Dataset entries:
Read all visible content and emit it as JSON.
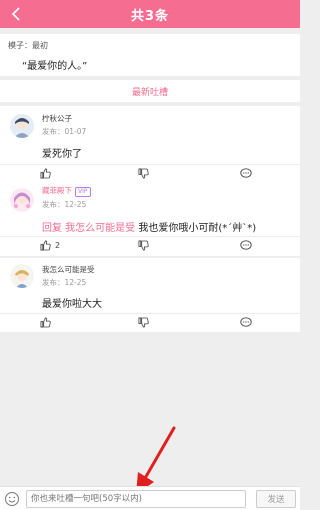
{
  "header": {
    "title": "共3条"
  },
  "quote": {
    "meta": "模子：最初",
    "text": "“最爱你的人。”"
  },
  "latest_label": "最新吐槽",
  "comments": [
    {
      "user": "柠秋公子",
      "date": "发布：01-07",
      "text": "爱死你了",
      "likes": "",
      "vip": ""
    },
    {
      "user": "藏菲殿下",
      "vip": "VIP",
      "date": "发布：12-25",
      "reply_prefix": "回复 我怎么可能是受",
      "text": "我也爱你哦小可耐(*´艸`*)",
      "likes": "2"
    },
    {
      "user": "我怎么可能是受",
      "date": "发布：12-25",
      "text": "最爱你啦大大",
      "likes": "",
      "vip": ""
    }
  ],
  "input": {
    "placeholder": "你也来吐槽一句吧(50字以内)"
  },
  "send_label": "发送",
  "colors": {
    "accent": "#f56d90",
    "vip": "#b37cf0"
  }
}
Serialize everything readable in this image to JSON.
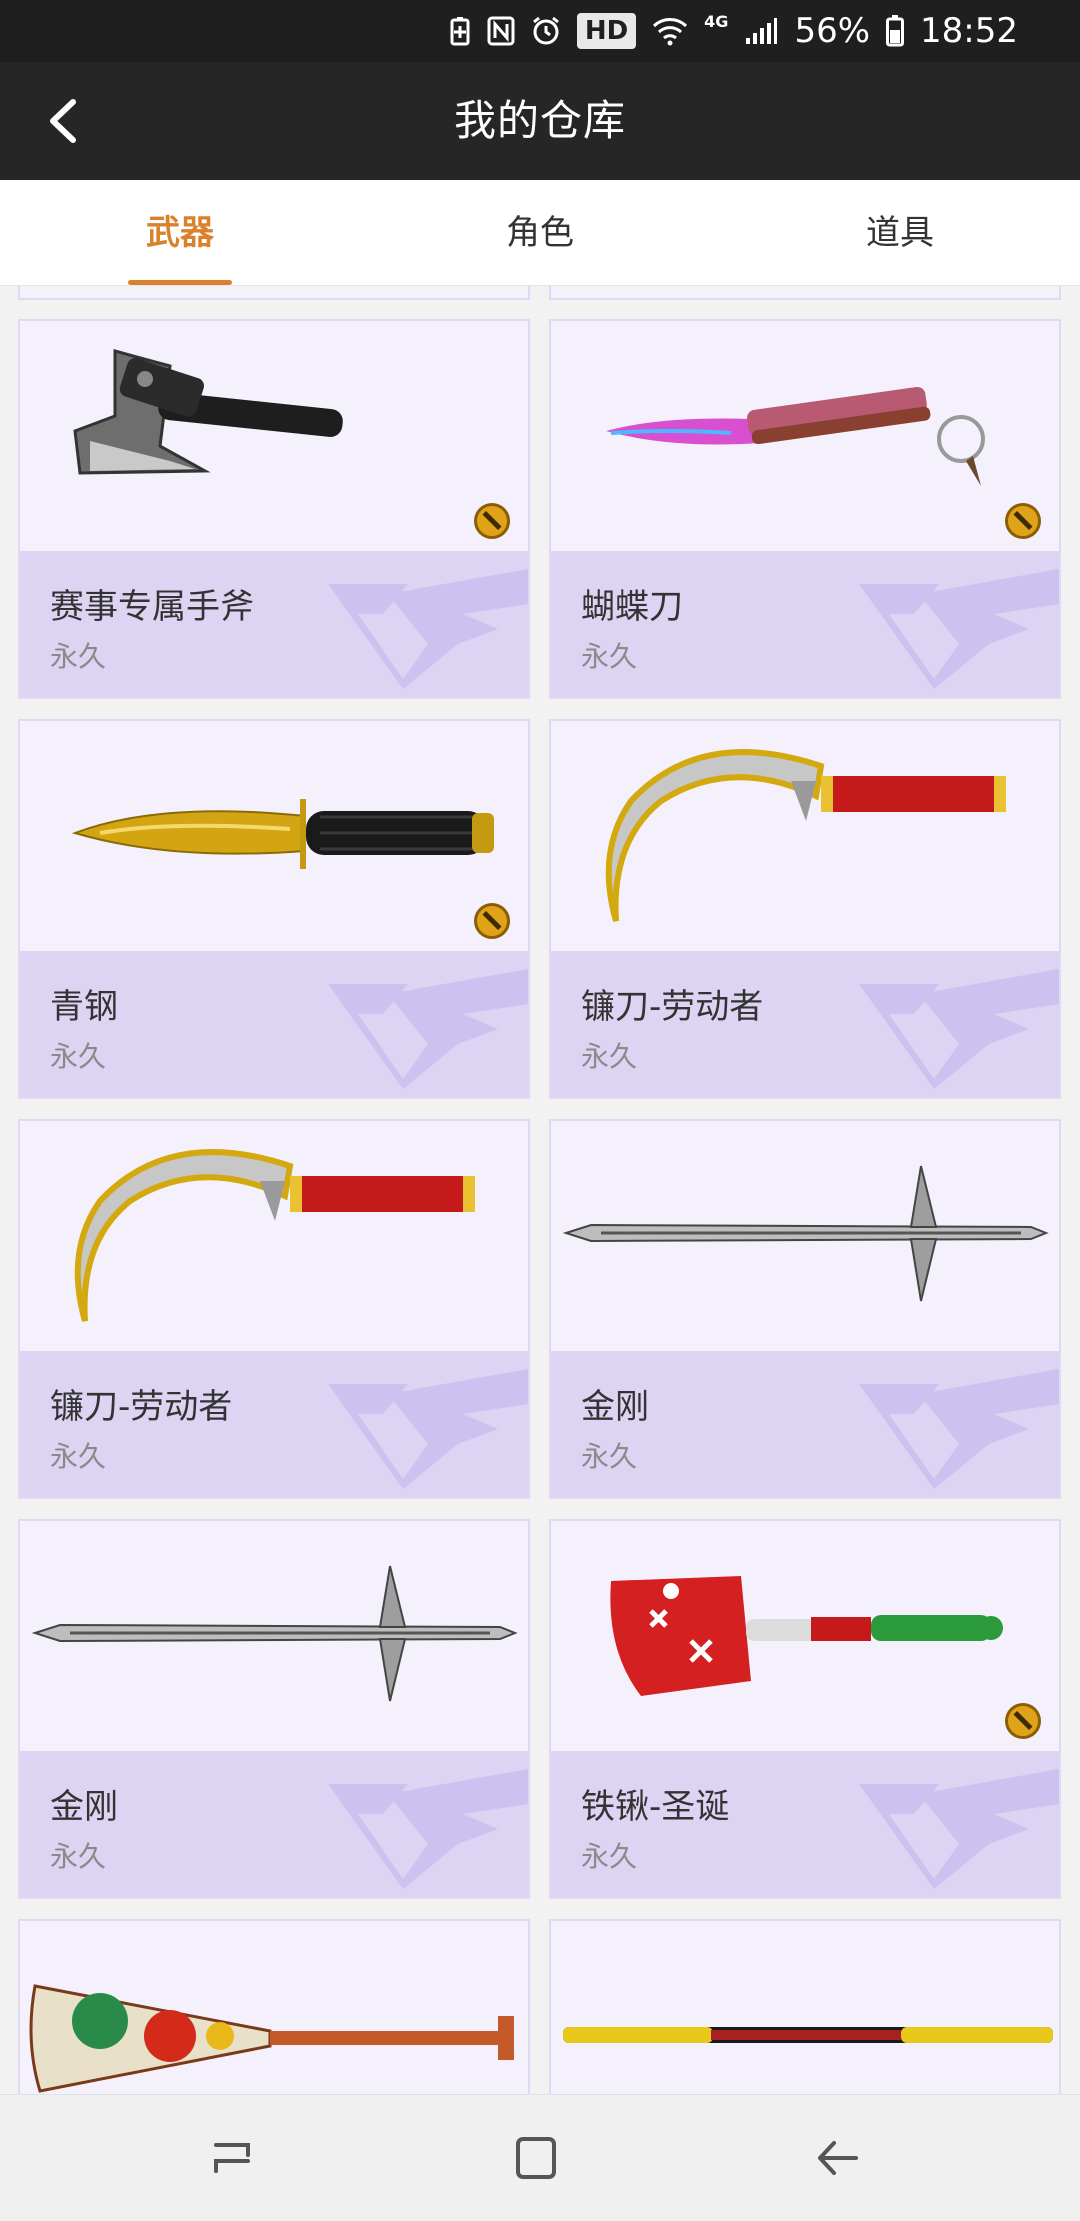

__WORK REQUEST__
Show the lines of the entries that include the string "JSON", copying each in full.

__RESULT FOR THIS EXERCISE__
Read all visible content and emit it as JSON.
Serialize everything readable in this image to JSON.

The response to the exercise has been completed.